Per Santa Monica local requirements, Ms. Camner should be registered as a lobbyist, but she is not. 

From the City of Santa Monica web page containing lobbyist registration FAQ: 

Q: What is a lobbyist? 

A: SMMC Section 4.85.010 defines lobbyist as any individual who receives economic consideration as the employee, representative or contractor of a person or entity, other than the City of Santa Monica, for communicating with any official or employee of the City for the purpose of influencing a City action. "Lobbyist" does not include City contractors and those seeking City contracts through bids and proposals. 

Q: Why do I have to register? 

A: Regulation of lobbying activities helps ensure governmental transparency and thereby fosters public confidence in government. The purpose of the law is to provide the public with information on contacts with government officials. 

Q: Who is required to register as a City of Santa Monica lobbyist? 

A: Individuals who receive economic consideration as the employee, representative or contract of a person or entity, other than the City of Santa Monica. 

Some examples of those that should register include: 

The intergovernmental affairs representative of a utility or government entity 

Partners and any associates of a law firm that lobbies 

Architect and attorney of a development project team 

Hired consultant lobbying for a neighborhood group 

Executive Director or Head Fundraiser for a nonprofit group (emphasis added)  

Q: My purpose is to continually lobby on behalf of my group (such as the Chamber of Commerce).  Do I have to register and how do I explain the nature of the business? 

A: Yes, you must register.  You can use a general description such as “outreach and promotion of interests of members” or “various permitting”.

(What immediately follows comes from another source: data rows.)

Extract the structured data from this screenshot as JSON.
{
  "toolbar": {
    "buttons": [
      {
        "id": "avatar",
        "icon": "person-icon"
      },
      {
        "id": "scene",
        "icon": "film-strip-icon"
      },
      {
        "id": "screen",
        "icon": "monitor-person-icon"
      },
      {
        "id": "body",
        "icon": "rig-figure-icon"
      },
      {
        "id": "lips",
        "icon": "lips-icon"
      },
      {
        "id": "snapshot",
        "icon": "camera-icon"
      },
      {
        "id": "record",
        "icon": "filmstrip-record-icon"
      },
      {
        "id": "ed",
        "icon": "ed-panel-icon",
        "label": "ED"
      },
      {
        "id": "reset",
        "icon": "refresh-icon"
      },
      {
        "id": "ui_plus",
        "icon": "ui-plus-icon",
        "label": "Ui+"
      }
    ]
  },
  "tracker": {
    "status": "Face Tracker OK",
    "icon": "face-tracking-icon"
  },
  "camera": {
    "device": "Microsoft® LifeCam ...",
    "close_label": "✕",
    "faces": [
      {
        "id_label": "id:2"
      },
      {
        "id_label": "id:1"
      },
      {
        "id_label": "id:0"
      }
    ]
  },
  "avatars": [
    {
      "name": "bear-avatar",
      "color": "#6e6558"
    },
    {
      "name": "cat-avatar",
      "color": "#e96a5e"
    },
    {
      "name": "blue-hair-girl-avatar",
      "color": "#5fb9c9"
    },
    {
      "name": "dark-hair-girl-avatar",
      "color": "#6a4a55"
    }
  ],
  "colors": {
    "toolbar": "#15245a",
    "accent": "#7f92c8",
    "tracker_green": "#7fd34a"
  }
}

As the Executive Director of an organization that engages in political lobbying on fundamental housing issues, Ms. Camner does not seem to belong on the Housing Commission. Commissioners are supposed to represent the interests of the community, rather than perform as hired guns who advance their employer's political agenda in order to influence the City's legislative process, especially around the critically important issue of housing.

(Olga Zurawska is a Santa Monica based observer and writer on housing and government accountability issues.) Photo: Abundant Housing LA. Prepped for CityWatch by Linda Abrams.